ittle makes for less enjoyable reading when it comes to music crit than a writer writing about writing a review, but allow me this opening paragraph: 64 by Spanish indie electro duo Souvenir has been circulating amongst Stylus staff for something close to a month now, to a pretty much unanimously positive reception. “Feels like if Annie had Fujiya and Miyagi as her backing band,” went one scribe. “This is really great,” opined another. So on, so forth, until we decide that Souvenir are certainly something. And then it falls on me to review them. And I'm not sure I can. Souvenir are a blank Word document type of band, descriptions seem to vanish off the page every time you sit down to explain them.
Maybe it's because there's no easy cross-reference. Black Box Recorder with a slightly happier childhood? There's a purity to them, the accents (they sing in French—not Spanish—because, y'know, you can't do electropop if you're forced to lisp every “s”) are clipped, there's a formality to all the presentation. But then they go and do a song like “Accident à Londres” which plays out as “Sunglasses at Night” redone for the mid ‘90s “In Flight Entertainment”/Frances Gall revivalist set. In fact, the only constant is that they make something unmistakably French: in the same way that it took Celtic interlopers like Morrissey and Noel Gallagher to deliver the most English of music. Souvenir give us an austerity, poise, and hautiness of tone that would convince anyone they were born the wrong side of the Pyrenees.
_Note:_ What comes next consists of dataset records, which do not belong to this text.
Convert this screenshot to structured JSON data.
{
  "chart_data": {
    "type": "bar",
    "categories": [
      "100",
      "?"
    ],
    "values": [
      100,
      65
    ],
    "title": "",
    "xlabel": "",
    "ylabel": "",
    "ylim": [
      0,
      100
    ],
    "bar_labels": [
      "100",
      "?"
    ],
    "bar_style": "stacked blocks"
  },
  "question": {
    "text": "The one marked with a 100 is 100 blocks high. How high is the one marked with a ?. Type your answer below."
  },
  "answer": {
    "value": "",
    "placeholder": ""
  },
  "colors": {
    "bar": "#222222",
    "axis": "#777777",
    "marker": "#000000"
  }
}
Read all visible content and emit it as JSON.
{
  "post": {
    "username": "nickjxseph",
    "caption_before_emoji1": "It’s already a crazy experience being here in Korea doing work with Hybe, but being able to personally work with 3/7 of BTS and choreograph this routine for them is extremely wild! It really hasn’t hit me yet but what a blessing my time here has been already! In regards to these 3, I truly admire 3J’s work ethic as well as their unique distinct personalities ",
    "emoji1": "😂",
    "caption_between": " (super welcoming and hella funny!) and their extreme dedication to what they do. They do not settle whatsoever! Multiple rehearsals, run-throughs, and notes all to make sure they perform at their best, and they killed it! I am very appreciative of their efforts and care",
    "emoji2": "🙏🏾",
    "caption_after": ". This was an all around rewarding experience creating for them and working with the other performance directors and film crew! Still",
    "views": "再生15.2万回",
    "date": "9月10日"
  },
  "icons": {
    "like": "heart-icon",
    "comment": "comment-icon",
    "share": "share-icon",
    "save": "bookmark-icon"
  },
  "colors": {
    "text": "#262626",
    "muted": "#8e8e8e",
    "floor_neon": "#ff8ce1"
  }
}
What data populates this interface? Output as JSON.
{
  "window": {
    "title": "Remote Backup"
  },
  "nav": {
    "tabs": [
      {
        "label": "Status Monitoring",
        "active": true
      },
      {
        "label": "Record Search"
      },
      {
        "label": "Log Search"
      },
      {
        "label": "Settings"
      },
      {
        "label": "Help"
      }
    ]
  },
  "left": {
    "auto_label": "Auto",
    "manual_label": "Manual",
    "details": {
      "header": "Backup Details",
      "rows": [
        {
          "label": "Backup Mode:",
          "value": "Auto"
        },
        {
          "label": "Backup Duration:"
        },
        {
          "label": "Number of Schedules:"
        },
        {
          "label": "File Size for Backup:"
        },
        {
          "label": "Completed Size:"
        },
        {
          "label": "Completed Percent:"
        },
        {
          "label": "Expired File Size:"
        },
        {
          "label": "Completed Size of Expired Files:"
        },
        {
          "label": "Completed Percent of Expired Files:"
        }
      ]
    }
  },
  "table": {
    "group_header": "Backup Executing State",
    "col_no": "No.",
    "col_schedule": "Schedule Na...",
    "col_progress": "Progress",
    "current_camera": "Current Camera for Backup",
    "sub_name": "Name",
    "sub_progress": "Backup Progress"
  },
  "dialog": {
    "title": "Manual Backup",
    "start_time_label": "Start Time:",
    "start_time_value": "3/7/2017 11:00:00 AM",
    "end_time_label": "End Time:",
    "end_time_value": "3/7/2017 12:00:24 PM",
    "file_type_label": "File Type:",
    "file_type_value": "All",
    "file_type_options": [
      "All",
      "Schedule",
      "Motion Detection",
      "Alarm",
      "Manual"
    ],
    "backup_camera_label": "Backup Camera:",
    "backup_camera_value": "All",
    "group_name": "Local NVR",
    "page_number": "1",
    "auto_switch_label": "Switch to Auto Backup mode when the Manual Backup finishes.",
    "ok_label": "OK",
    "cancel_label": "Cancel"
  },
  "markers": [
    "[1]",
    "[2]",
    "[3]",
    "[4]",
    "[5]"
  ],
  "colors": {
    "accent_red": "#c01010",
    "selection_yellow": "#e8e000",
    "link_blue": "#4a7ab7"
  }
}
But back to being unreviewable. Words scribbled down on a notepad after fifteen listens to this album: Visage. (I have never heard a Visage album track, but my guess is they all sound exactly like “Une Semaine En Ballon”). Xenomania’s first singles. (Surf guitar in electropop is the new chocolate in peanut butter). Xenomania album ballads. (Remember when you cared about Girls Aloud? Happy times). That one time you did too much coke and started liking Hot Chip. (Except experienced sober.) Loungepop done without irony and by people who can't bring themselves to wear polyester. Lots of orgasmic moaning. Moloko and Londonbeat at the same time.
Maybe we're just being overawed by the fact that Souvenir are the first band in ages to bring a classic sense of Gallic élan to the pop table without resorting to “Nouvelle Vague smirking their way through a Skrewdriver cover” knowingness. I don't think it is, though. 64 stands tall as the kind of product that makes me want to go to those salons where they charge you £50 for a haircut on the off chance they'd be playing this album.
Reviewed by: Dom Passantino
Reviewed on: 2007-05-02